Sept. 24, 2008
|In an effort to highlight good sportsmanship around the conference, every two weeks, theACC.com will highlight a specific example of sportsmanship from a different school. This week, Caitlin Augustin, a rower from Miami, talks about sportsmanship at the 'U' and how several former student-athletes have taken lessons learned on the field to far corners of the world.
"We are the 'U' and each team supports the other: from attendance at games, meets, races and regattas to peer mentoring where upperclassmen advise and support incoming students."
On Monday night, here at the 'U' we had our first group student-athlete meeting. Our new AD Kirby Hocutt started the evening on a theme of camaraderie and sportsmanship. What he stressed was not just our athletic successes (Go 'Canes!) but the successes off the field. Football Coach Randy Shannon quickly picked up on this theme, and introduced the concept of a Hecht Center family-a team-first mentality that unites all Hurricanes in victory and defeat, sportsmanship that encourages each athlete to pick each other up and continue striving towards total success.
At Miami, sportsmanship is ingrained. We are the 'U' and each team supports the other: from attendance at games, meets, races and regattas to peer mentoring where upperclassmen advise and support incoming students. We are a unique family-we are one of a few schools where all teams share the same weight room; each athlete studies in the same computer lab; and each coach and administrator makes a point to know the athletes from all different parts of the department.
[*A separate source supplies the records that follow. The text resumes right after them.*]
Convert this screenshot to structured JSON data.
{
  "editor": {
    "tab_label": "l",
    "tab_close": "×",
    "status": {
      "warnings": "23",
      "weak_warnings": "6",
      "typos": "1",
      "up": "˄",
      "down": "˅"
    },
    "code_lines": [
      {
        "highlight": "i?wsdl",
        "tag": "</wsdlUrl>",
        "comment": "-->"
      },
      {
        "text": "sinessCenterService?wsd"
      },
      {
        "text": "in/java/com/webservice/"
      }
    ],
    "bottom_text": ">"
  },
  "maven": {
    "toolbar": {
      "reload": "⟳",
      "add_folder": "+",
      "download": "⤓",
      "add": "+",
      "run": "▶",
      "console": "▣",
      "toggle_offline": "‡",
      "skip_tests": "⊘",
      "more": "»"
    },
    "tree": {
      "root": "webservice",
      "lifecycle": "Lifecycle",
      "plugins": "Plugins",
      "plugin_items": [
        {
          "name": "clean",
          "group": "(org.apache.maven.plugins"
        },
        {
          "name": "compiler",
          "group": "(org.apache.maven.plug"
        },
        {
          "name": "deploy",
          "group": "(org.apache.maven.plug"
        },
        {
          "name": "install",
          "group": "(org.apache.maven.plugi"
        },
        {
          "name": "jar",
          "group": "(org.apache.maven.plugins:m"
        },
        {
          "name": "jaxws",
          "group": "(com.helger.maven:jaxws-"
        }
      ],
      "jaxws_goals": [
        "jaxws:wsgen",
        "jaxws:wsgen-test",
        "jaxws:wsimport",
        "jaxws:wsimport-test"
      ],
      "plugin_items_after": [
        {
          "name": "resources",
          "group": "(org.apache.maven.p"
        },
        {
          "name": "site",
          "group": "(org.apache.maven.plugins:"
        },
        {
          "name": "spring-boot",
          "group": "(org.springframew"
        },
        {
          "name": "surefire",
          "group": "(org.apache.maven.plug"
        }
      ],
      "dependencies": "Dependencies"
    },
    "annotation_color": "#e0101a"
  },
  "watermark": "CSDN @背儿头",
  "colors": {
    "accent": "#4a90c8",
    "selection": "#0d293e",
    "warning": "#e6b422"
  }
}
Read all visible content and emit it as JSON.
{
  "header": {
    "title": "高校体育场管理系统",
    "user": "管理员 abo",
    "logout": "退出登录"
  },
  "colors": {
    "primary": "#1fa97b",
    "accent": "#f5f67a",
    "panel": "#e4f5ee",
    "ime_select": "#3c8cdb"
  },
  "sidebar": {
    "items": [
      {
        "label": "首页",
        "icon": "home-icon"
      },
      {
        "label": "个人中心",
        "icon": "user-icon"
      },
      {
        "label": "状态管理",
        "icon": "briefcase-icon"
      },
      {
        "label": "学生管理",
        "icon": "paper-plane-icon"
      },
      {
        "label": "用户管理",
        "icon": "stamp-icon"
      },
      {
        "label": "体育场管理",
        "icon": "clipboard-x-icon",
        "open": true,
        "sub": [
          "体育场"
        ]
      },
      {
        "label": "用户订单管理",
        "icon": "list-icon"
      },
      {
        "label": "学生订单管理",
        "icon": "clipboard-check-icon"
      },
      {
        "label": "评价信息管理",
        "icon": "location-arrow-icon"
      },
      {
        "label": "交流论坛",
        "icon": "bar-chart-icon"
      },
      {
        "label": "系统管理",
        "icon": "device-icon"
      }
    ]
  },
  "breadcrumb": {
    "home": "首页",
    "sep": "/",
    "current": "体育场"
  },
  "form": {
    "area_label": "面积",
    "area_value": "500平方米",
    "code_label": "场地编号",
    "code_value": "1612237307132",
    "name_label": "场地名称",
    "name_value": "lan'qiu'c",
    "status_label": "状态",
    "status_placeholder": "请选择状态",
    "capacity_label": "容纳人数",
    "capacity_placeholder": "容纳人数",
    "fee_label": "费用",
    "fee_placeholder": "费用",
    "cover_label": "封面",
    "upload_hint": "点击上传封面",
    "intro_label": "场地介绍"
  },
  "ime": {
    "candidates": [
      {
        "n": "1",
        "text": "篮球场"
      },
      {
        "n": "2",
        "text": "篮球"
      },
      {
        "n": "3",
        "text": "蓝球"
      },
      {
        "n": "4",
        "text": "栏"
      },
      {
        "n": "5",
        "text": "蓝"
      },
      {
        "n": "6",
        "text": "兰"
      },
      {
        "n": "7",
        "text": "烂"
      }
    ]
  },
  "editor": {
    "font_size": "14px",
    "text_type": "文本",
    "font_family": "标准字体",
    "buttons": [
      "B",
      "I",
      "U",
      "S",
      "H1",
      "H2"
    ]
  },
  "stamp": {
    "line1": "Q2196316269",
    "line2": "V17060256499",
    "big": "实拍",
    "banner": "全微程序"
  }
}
With this, we have built a system of respect and trust that allows every member of our athletic family to encourage work ethic, discipline, and rising to the challenge.
Sportsmanship can be viewed traditionally. It is exhibited from childhood athletics to the Olympics. As youth soccer players we shook hands with the other team at the end of games; in high school basketball we high-fived our opponents once the points were tallied. As collegiate rowers, we yell 'good race!' to our competition once all boats have crossed the finish line. But this is only one component of sportsmanship. It might be easier to demonstrate sportsmanship within an institute, or opponents at the end of a single competition, but it is inspiring to watch is how athletes carry sportsmanship into the ACC, the NCAA, and into everyday life.
Sportsmanship is a sign of respect to that is born of sport but rises above it. One of the best examples I've seen was how the entire Atlantic Coast Conference rallied around Virginia Tech when shootings occurred in 2007. UVA cast aside a decades-long rivalry with an outpouring of donations and support-including a banner signed by all the student-athletes. University of Miami donated the proceeds from that April baseball game toward the Hokie Relief Fund. The entire ACC commemorated the event by wearing a black rectangle on their jerseys for the 2007-08 season. It was a time to put aside rivalries and support the ACC , not individual schools.
In the ACC we cheer for the conference; we cheer for the athletes who make it to the NCAA competition or into the Olympics. We assist each other in tragedy and celebrate in the successes; and this is another aspect of sportsmanship.
Sportsmanship is a character attribute that stays with an athlete. It is an ethos of commitment to selflessness, a team-first mentality. It is exhibited through work ethic and respect. While it is expected that athletes demonstrate sportsmanship while in uniform, it is a testament to the person who carries it outside of competition.
University of Miami is home to exceptional sportsmen and women, and I have had the honor to wear the Hurricane colors alongside them. Each athlete exhibits sportsmanship in his/her own way-and once they have graduated and become alumni of our fine athletic programs, the teachings and credo of sportsmanship remains with them.
Billy Bludgus, class of 2005 was an All-American cross country runner for the University of Miami. As a sportsman, he lead his team during four years at the university, he was an officer of our SAAC and was involved at the ACC level. After graduation, he carried this commitment to hard work and selflessness into a two-year teaching program in Tanzania.